Ellen Buchanan, director of MRA, has been touch with Clark Fork Riverfront Properties, and while the developer is no longer interested in taking a lead on the project, she said other opportunities exist.

“I don’t think anyone is pushing right now to void or modify the legal agreements, but to try and be a little patient to see what the future holds and what’s out there,” Buchanan said. “We’re fortunate, I believe, in being able to be patient right now and see what the future holds, and see who steps forward that might have an interest in doing something with that property.”

Grant Kier, president and CEO of the Missoula Economic Partnership, said his organization is working to promote the various development opportunities around Missoula. Interest among investors and developers is high, he said.

MEP has been in touch with at least one developer who is capable of “doing projects on the scale of the Riverfront Triangle,” Kier said, adding that developers and investors remain “quite bullish on Missoula.”

The Riverfront Triangle includes a collection of parcels on several blocks of downtown Missoula. The city owns the uncolored parcel at the bottom of this photo.

The Riverfront Triangle includes a collection of parcels on several blocks of downtown Missoula, and they’ve been eyed for redevelopment for years. On Monday night, the Missoula City Council approved the rezone of one Riverfront parcel, where a developer has plans for a commercial and housing project several stories tall.

The project is one of several reasons MEP and MRA remain optimistic.

“It looks like the project we thought was the tail of the (Riverfront Triangle) project may actually be the nose,” Behan said. “That may keep that interest alive in that area and may show the things that may be able to happen down there. It looks like a very well designed proposal.”

Hotel Fox Partners relinquished its development rights for the hotel and events center to Clark Fork Riverfront Properties last October, clearing its plate to focus on other aspects of the project slated for the Riverfront Triangle, including housing, commercial and office space.

The group changed its name to Riverfront Triangle Partners and was ready to move forward on its portion of the development when the pandemic hit. It has placed several parcels on the real estate market, hoping to net a partner in the development.

“They had worked with a group out of Seattle to do some planning and design that was really creative,” Behan said. “But it’s been put on hold. They’ve received interest from folks out of state interested in pushing that project forward.”

The Missoula City Council approved a rezone request for a parcel attached to the Riverfront Triangle. Developers are planning a multi-story housing and commercial project on the site.

While the projects are temporarily stalled and the November deadline for the hotel and events center contract is fast approaching, MRA would like to explore a possible extension. But members of the MRA board expressed concern, saying that with Clark Fork Riverfront Properties apparently out of the picture, there’s no one to extend the deadline to.

“In order to extend the deadline, we need to have a party to whom we’re extending that deadline,” said board member Tasha Jones. “I’m all for remaining patient and being hopeful that in the next two months someone steps forward that might be willing to step into the development shoes as they currently exist.

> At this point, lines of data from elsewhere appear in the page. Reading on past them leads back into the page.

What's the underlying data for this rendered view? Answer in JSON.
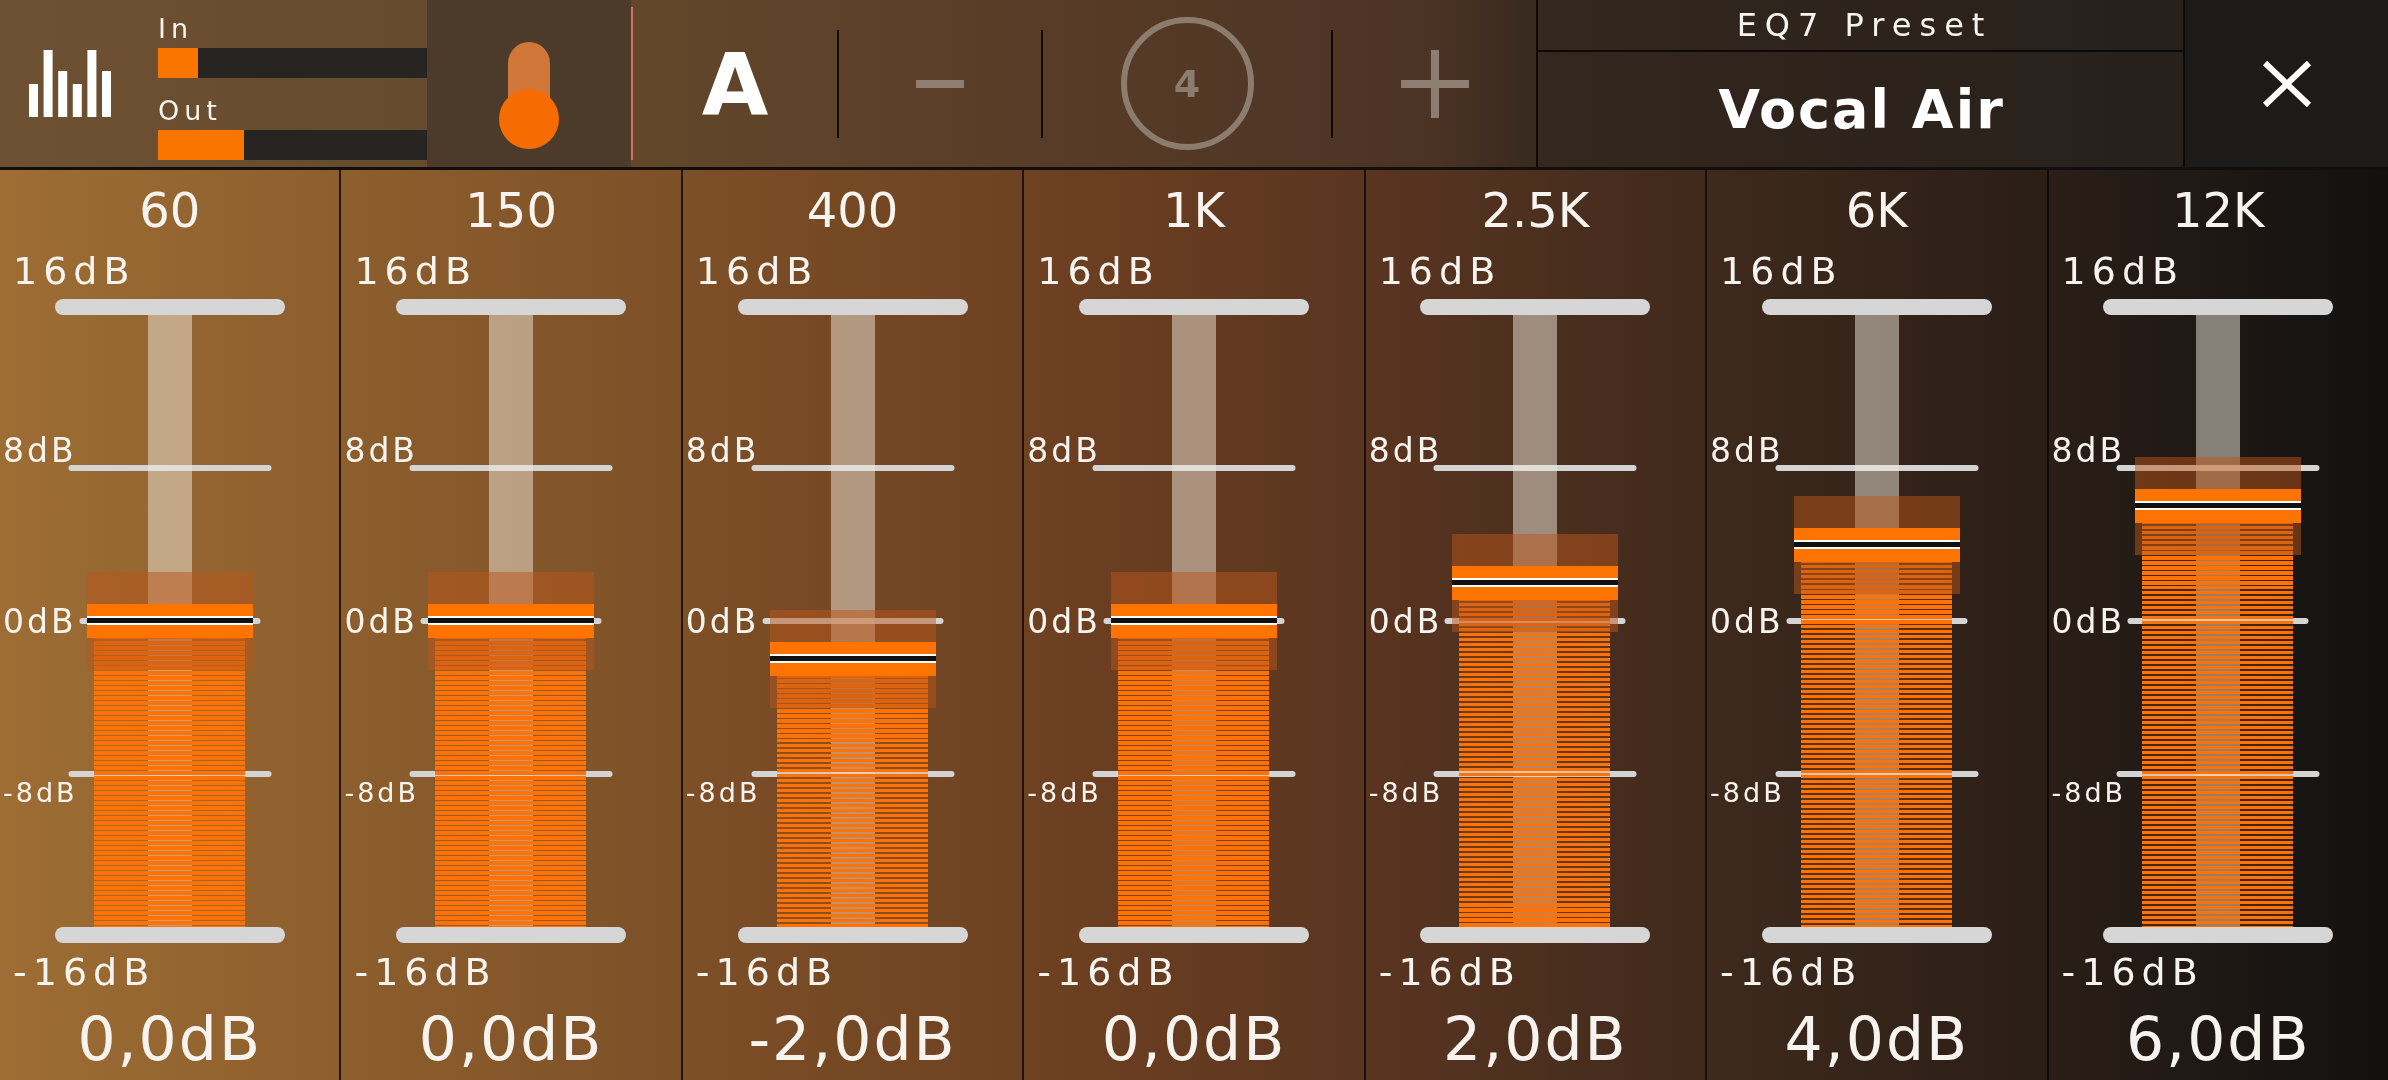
{
  "toolbar": {
    "meters": [
      {
        "label": "In",
        "level": 0.15
      },
      {
        "label": "Out",
        "level": 0.32
      }
    ],
    "switch": {
      "on": true
    },
    "slot": {
      "label": "A"
    },
    "stepper": {
      "minus": {
        "disabled": true
      },
      "number": "4",
      "plus": {
        "disabled": true
      }
    },
    "preset": {
      "title": "EQ7 Preset",
      "name": "Vocal Air"
    }
  },
  "channels": [
    {
      "frequency": "60",
      "scale": [
        "16dB",
        "8dB",
        "0dB",
        "-8dB",
        "-16dB"
      ],
      "level": 0.5,
      "reading": "0,0dB"
    },
    {
      "frequency": "150",
      "scale": [
        "16dB",
        "8dB",
        "0dB",
        "-8dB",
        "-16dB"
      ],
      "level": 0.5,
      "reading": "0,0dB"
    },
    {
      "frequency": "400",
      "scale": [
        "16dB",
        "8dB",
        "0dB",
        "-8dB",
        "-16dB"
      ],
      "level": 0.4375,
      "reading": "-2,0dB"
    },
    {
      "frequency": "1K",
      "scale": [
        "16dB",
        "8dB",
        "0dB",
        "-8dB",
        "-16dB"
      ],
      "level": 0.5,
      "reading": "0,0dB"
    },
    {
      "frequency": "2.5K",
      "scale": [
        "16dB",
        "8dB",
        "0dB",
        "-8dB",
        "-16dB"
      ],
      "level": 0.5625,
      "reading": "2,0dB"
    },
    {
      "frequency": "6K",
      "scale": [
        "16dB",
        "8dB",
        "0dB",
        "-8dB",
        "-16dB"
      ],
      "level": 0.625,
      "reading": "4,0dB"
    },
    {
      "frequency": "12K",
      "scale": [
        "16dB",
        "8dB",
        "0dB",
        "-8dB",
        "-16dB"
      ],
      "level": 0.6875,
      "reading": "6,0dB"
    }
  ]
}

“But I don’t think we can unilaterally extend the deadline for that contract when we know the (developer) on the other side of that contract is not interested in proceeding.”